In a Sept. 21 email to Metro President Peterson, Safe Rest Village program manager Chariti Montez wrote: “To make a Safe Park program work we need access to a legally designated, paved parking lot. Ideal size is 2-3 acres (87,000-130,000 sq ft) to include space for RVs, hygiene services, communal space, fire lanes, etc.”
Metro instead offered a gravel lot.
Ryan’s office said it could not work with a gravel lot due to city code: “Code requires that Safe Park programs be in a paved parking lot.”
Peterson’s chief of staff Kristin Dennis mentioned to Ryan’s office that this was the first Metro had heard of the pavement condition. Dennis, who formerly held the same position for Mayor Ted Wheeler and understands the city bureaucracy, suggested Ryan try to make the gravel lot work.
In the same email, Dennis said Metro didn’t want to take a financial hit as the Expo Center reopened to guests. “Breaking contracts for use of the property, particularly the large contracts, obviously has a significant revenue impact on the Expo Center,” Dennis wrote. “To be clear, this means that the lots that your office requested on September 21st on the east side of the property cannot be made available.”
Ryan’s office says it waited to discuss details until it had secured funding and set parameters for its rest site plan. “Given these are often RVs that no longer function (vehicles or the restrooms in them), and therefore given they may leak or discharge substances on their surrounding surfaces, paved surfaces are a prudent impact mitigation requirement,” Aptekar says.
3. The city decided in early October that $1.5 million was too high a cost to improve the gravel lot Metro offered.
Using the gravel lot required connecting water, sewage lines and electricity to the proposed camp.
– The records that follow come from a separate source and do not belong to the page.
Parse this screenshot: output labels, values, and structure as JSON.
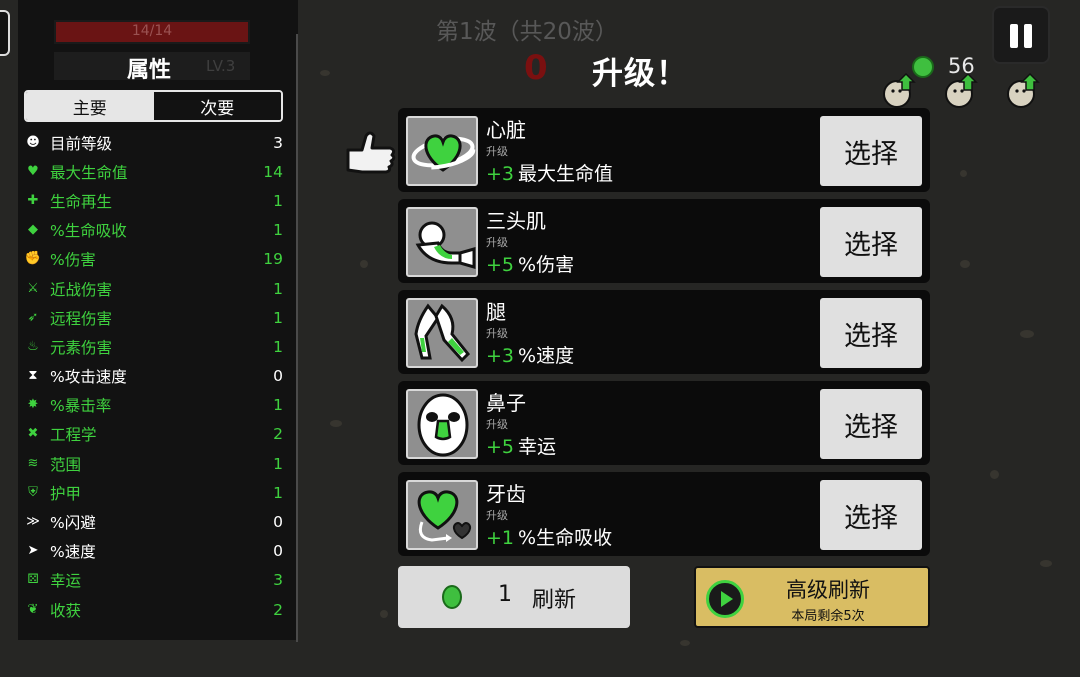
{
  "player": {
    "hp_text": "14/14",
    "hp_fraction": 1.0,
    "level_text": "LV.3"
  },
  "stats_panel": {
    "title": "属性",
    "tabs": [
      {
        "label": "主要",
        "active": true
      },
      {
        "label": "次要",
        "active": false
      }
    ],
    "stats": [
      {
        "icon": "level-icon",
        "glyph": "☻",
        "color": "#ffffff",
        "name": "目前等级",
        "value": "3"
      },
      {
        "icon": "heart-icon",
        "glyph": "♥",
        "color": "#3fd23f",
        "name": "最大生命值",
        "value": "14"
      },
      {
        "icon": "regen-icon",
        "glyph": "✚",
        "color": "#3fd23f",
        "name": "生命再生",
        "value": "1"
      },
      {
        "icon": "lifesteal-icon",
        "glyph": "◆",
        "color": "#3fd23f",
        "name": "%生命吸收",
        "value": "1"
      },
      {
        "icon": "damage-icon",
        "glyph": "✊",
        "color": "#3fd23f",
        "name": "%伤害",
        "value": "19"
      },
      {
        "icon": "melee-icon",
        "glyph": "⚔",
        "color": "#3fd23f",
        "name": "近战伤害",
        "value": "1"
      },
      {
        "icon": "ranged-icon",
        "glyph": "➶",
        "color": "#3fd23f",
        "name": "远程伤害",
        "value": "1"
      },
      {
        "icon": "elemental-icon",
        "glyph": "♨",
        "color": "#3fd23f",
        "name": "元素伤害",
        "value": "1"
      },
      {
        "icon": "attack-speed-icon",
        "glyph": "⧗",
        "color": "#ffffff",
        "name": "%攻击速度",
        "value": "0"
      },
      {
        "icon": "crit-icon",
        "glyph": "✸",
        "color": "#3fd23f",
        "name": "%暴击率",
        "value": "1"
      },
      {
        "icon": "engineering-icon",
        "glyph": "✖",
        "color": "#3fd23f",
        "name": "工程学",
        "value": "2"
      },
      {
        "icon": "range-icon",
        "glyph": "≋",
        "color": "#3fd23f",
        "name": "范围",
        "value": "1"
      },
      {
        "icon": "armor-icon",
        "glyph": "⛨",
        "color": "#3fd23f",
        "name": "护甲",
        "value": "1"
      },
      {
        "icon": "dodge-icon",
        "glyph": "≫",
        "color": "#ffffff",
        "name": "%闪避",
        "value": "0"
      },
      {
        "icon": "speed-icon",
        "glyph": "➤",
        "color": "#ffffff",
        "name": "%速度",
        "value": "0"
      },
      {
        "icon": "luck-icon",
        "glyph": "⚄",
        "color": "#3fd23f",
        "name": "幸运",
        "value": "3"
      },
      {
        "icon": "harvest-icon",
        "glyph": "❦",
        "color": "#3fd23f",
        "name": "收获",
        "value": "2"
      }
    ]
  },
  "wave": {
    "text": "第1波（共20波）",
    "timer": "0"
  },
  "level_up": {
    "title": "升级！"
  },
  "materials": {
    "count": "56"
  },
  "upgrades": [
    {
      "name": "心脏",
      "sub": "升级",
      "amount": "+3",
      "stat": "最大生命值",
      "button": "选择",
      "icon": "heart-organ-icon"
    },
    {
      "name": "三头肌",
      "sub": "升级",
      "amount": "+5",
      "stat": "%伤害",
      "button": "选择",
      "icon": "triceps-icon"
    },
    {
      "name": "腿",
      "sub": "升级",
      "amount": "+3",
      "stat": "%速度",
      "button": "选择",
      "icon": "legs-icon"
    },
    {
      "name": "鼻子",
      "sub": "升级",
      "amount": "+5",
      "stat": "幸运",
      "button": "选择",
      "icon": "nose-icon"
    },
    {
      "name": "牙齿",
      "sub": "升级",
      "amount": "+1",
      "stat": "%生命吸收",
      "button": "选择",
      "icon": "teeth-icon"
    }
  ],
  "reroll": {
    "cost": "1",
    "label": "刷新"
  },
  "premium_reroll": {
    "title": "高级刷新",
    "remaining": "本局剩余5次"
  },
  "colors": {
    "positive": "#3fd23f",
    "gold": "#d9bd63",
    "hp_red": "#6a1414"
  }
}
Among the other needed improvements were clearing vegetation and brush, filling the site to make it less flood prone, and “add and compact surface gravel” to make it more accessible. Total estimated cost: $1.5 million.
The city has $62 million more than it expected this fall, and $208 million in federal American Rescue Plan dollars, but Ryan and the city felt this was too much of a burden.
Asked why Ryan couldn’t find the funds, Aptekar says the site came with too many unanswered questions to justify the expense.
“This question implies a less than frugal and appropriate spending of federal dollars,” he tells WW. “That’s not a path we want to go down.”
The failure to reach a deal at the Expo Center is the latest setback in the safe rest villages plan.
Ryan said in May that the city would have all six locations up and running by the end of the year. Only two of the sites have been named so far—Ryan pulled one off the table after learning it was in a floodplain.
Ryan’s office says it faces numerous challenges. It listed several: “Universal support for the concept of Safe Rest Villages, but near universal disapproval of any specific proposed location (strong NIMBYism); reluctance of landowners to consider this temporary use in the face of critical need…and leaks about possible locations before the details are settled with property owners.”
Maureen Bachmann owns Kenton Antiques, just 2 miles from the Expo Center. She also does outreach to homeless residents in the neighborhood—and she’s frustrated.
“The Expo Center made so much sense,” Bachmann says. “At this point, just throw anything at this plan. Winter is coming and [the city] is going to put so much more money into sweeps, and where are these people going to go?”
Bachmann says she sees no solutions coming from City Hall. “Having two potential sites that can house 60 residents each? I mean, we have thousands of people living on the street right now.’”